North Block, Main Floor: Electrotherapy

Dr. Ladha says an ECT treatment lasts for just a few seconds. (Kenny Sharpe/CBC)

Dr. Ladha said he can give up to 1,200 ECT treatments each year, the majority of them for individuals suffering from a major depression.

An ECT supply drawer where extra headpieces are stored. (Sherry Vivian/CBC)

He added the theory of ECT suggests that electric currents sent to the brain stimulate, in part, neurotransmitter production.

Stretchers sit empty in the first of three rooms needed for ECT treatment. (Kenny Sharpe/CBC)

The ECT department has three rooms. In the first, patients are put on stretchers. The second is where the treatment is given, then they're wheeled into the third, a recovery room.

These machines help to deliver electrical currents to the brain. (Sherry Vivian/CBC)

Though side effects can range from minor muscle and headaches, Ladha said memory loss can last for up to six months, adding that he sees a success rate with ECT treatment of 90 per cent.

While electroconvulsive therapy may shock the minds of patients, the works of art located in the art therapy zone come from within the inner workings of the patients' minds.

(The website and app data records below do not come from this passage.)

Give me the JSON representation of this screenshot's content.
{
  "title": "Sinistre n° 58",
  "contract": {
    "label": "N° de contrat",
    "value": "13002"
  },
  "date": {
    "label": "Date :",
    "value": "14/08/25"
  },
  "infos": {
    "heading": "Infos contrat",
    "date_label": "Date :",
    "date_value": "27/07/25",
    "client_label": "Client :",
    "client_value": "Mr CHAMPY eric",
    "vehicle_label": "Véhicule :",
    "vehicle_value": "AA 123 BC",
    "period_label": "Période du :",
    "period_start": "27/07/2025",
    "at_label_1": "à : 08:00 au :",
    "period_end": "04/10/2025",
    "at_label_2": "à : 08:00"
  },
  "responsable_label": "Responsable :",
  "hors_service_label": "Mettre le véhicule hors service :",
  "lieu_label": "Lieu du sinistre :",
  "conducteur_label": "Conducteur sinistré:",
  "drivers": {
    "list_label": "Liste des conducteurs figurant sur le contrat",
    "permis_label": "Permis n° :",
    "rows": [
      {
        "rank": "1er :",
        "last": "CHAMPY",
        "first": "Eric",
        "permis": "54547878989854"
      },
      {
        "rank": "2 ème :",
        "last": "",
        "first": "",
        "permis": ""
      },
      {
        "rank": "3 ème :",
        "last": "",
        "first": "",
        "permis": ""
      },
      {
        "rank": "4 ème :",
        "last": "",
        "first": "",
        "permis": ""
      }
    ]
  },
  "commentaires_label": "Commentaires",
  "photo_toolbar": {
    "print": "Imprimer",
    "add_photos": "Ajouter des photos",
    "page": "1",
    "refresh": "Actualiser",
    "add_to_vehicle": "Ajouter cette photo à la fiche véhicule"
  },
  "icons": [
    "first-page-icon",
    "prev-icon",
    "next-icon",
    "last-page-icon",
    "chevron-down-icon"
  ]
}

East Block, Ground Floor: Art therapy

Just a few of the many tiles that make up the mosaic that's mounted on the wall. (Kenny Sharpe/CBC)

The walk to the art therapy area takes you downstairs and into a long hallway. On your way, you're greeted by a mosaic of patient-created tiles that are mounted on a wall.

This piece of art is an untitled self portrait. (Kenny Sharpe/CBC)

This is one of the first patient self-portraits that you see.

A 'river and forest' is a patient work in progress. (Kenny Sharpe/CBC)

Since 2008, direct operating costs for Newfoundland and Labrador because of mental health and addiction services totalled $370-million.

A series of pinwheels and circles was coloured by a patient. (Kenny Sharpe/CBC)

Some $86.6-million of that total was spent in 2012-2013 alone, with about half going to mental health and addiction services in the community, with the other half being spent on mental health and addiction services in hospitals.

Patient sculptures of a mother and baby, a cat’s head, and a person in the fetal position. (Kenny Sharpe/CBC)

Rebuilding a newer facility has been estimated with costs of anywhere between $300-million to $500-million.

In: A series

This has been the ninth instalment of In, a series that aims to take you inside places we don't often see. If you have a place or a topic that you think Kenny Sharpe should explore, send him an email (kenneth.sharpe@cbc.ca) or follow him on Twitter.

About the Author

Kenny Sharpe

CBC News

Kenny Sharpe is a journalist from Atlantic Canada. He reports on daily news with a focus on the environment, mental health and politics. He studied philosophy and psychology at Memorial University of Newfoundland, and has a masters of journalism from Yeates School of Graduate Studies at Ryerson University in Toronto.